[Required action] Could you print the data that follows exactly as given?

Records from a collection:

*** Begin section ***

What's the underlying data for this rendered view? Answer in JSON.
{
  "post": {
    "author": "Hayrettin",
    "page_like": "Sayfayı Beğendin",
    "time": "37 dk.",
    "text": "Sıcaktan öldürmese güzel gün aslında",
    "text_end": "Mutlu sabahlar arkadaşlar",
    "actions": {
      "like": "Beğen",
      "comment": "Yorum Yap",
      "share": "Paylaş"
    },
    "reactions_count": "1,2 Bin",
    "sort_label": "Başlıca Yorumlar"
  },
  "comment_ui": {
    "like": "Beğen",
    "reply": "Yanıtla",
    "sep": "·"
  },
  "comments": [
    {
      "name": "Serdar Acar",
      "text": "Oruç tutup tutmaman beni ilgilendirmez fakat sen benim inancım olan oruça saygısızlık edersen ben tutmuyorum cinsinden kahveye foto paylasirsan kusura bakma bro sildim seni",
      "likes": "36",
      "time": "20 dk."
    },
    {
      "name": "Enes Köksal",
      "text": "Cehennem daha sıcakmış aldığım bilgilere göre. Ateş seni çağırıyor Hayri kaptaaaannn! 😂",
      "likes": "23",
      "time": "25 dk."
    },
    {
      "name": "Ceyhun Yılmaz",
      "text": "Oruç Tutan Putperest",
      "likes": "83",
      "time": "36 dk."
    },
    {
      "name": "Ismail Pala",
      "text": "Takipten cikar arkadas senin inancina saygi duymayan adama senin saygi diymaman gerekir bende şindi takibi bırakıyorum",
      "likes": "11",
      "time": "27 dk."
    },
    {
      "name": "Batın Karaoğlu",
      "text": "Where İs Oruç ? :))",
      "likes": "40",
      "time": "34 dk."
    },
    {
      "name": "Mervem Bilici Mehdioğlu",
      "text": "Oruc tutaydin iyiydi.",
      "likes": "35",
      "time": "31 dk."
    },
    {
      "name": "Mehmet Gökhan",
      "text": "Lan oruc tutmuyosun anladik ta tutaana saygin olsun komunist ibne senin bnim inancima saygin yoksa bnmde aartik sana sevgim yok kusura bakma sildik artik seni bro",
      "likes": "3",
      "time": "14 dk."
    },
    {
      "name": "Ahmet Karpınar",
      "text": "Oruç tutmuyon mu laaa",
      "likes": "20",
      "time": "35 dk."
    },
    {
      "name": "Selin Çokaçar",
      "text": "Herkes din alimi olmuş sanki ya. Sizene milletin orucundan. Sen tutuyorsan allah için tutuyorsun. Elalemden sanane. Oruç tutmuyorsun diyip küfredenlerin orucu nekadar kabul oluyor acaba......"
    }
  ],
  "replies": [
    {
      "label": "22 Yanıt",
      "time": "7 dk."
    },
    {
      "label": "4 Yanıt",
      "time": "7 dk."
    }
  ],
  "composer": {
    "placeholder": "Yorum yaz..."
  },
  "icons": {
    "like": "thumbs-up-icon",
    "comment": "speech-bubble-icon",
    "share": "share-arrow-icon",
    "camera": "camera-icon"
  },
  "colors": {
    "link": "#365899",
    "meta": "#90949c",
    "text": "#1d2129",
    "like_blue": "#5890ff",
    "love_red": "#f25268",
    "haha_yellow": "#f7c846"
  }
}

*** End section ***

[Response below]
What's the underlying data for this rendered view? Answer in JSON.
{
  "post": {
    "author": "Hayrettin",
    "page_like": "Sayfayı Beğendin",
    "time": "37 dk.",
    "text": "Sıcaktan öldürmese güzel gün aslında",
    "text_end": "Mutlu sabahlar arkadaşlar",
    "actions": {
      "like": "Beğen",
      "comment": "Yorum Yap",
      "share": "Paylaş"
    },
    "reactions_count": "1,2 Bin",
    "sort_label": "Başlıca Yorumlar"
  },
  "comment_ui": {
    "like": "Beğen",
    "reply": "Yanıtla",
    "sep": "·"
  },
  "comments": [
    {
      "name": "Serdar Acar",
      "text": "Oruç tutup tutmaman beni ilgilendirmez fakat sen benim inancım olan oruça saygısızlık edersen ben tutmuyorum cinsinden kahveye foto paylasirsan kusura bakma bro sildim seni",
      "likes": "36",
      "time": "20 dk."
    },
    {
      "name": "Enes Köksal",
      "text": "Cehennem daha sıcakmış aldığım bilgilere göre. Ateş seni çağırıyor Hayri kaptaaaannn! 😂",
      "likes": "23",
      "time": "25 dk."
    },
    {
      "name": "Ceyhun Yılmaz",
      "text": "Oruç Tutan Putperest",
      "likes": "83",
      "time": "36 dk."
    },
    {
      "name": "Ismail Pala",
      "text": "Takipten cikar arkadas senin inancina saygi duymayan adama senin saygi diymaman gerekir bende şindi takibi bırakıyorum",
      "likes": "11",
      "time": "27 dk."
    },
    {
      "name": "Batın Karaoğlu",
      "text": "Where İs Oruç ? :))",
      "likes": "40",
      "time": "34 dk."
    },
    {
      "name": "Mervem Bilici Mehdioğlu",
      "text": "Oruc tutaydin iyiydi.",
      "likes": "35",
      "time": "31 dk."
    },
    {
      "name": "Mehmet Gökhan",
      "text": "Lan oruc tutmuyosun anladik ta tutaana saygin olsun komunist ibne senin bnim inancima saygin yoksa bnmde aartik sana sevgim yok kusura bakma sildik artik seni bro",
      "likes": "3",
      "time": "14 dk."
    },
    {
      "name": "Ahmet Karpınar",
      "text": "Oruç tutmuyon mu laaa",
      "likes": "20",
      "time": "35 dk."
    },
    {
      "name": "Selin Çokaçar",
      "text": "Herkes din alimi olmuş sanki ya. Sizene milletin orucundan. Sen tutuyorsan allah için tutuyorsun. Elalemden sanane. Oruç tutmuyorsun diyip küfredenlerin orucu nekadar kabul oluyor acaba......"
    }
  ],
  "replies": [
    {
      "label": "22 Yanıt",
      "time": "7 dk."
    },
    {
      "label": "4 Yanıt",
      "time": "7 dk."
    }
  ],
  "composer": {
    "placeholder": "Yorum yaz..."
  },
  "icons": {
    "like": "thumbs-up-icon",
    "comment": "speech-bubble-icon",
    "share": "share-arrow-icon",
    "camera": "camera-icon"
  },
  "colors": {
    "link": "#365899",
    "meta": "#90949c",
    "text": "#1d2129",
    "like_blue": "#5890ff",
    "love_red": "#f25268",
    "haha_yellow": "#f7c846"
  }
}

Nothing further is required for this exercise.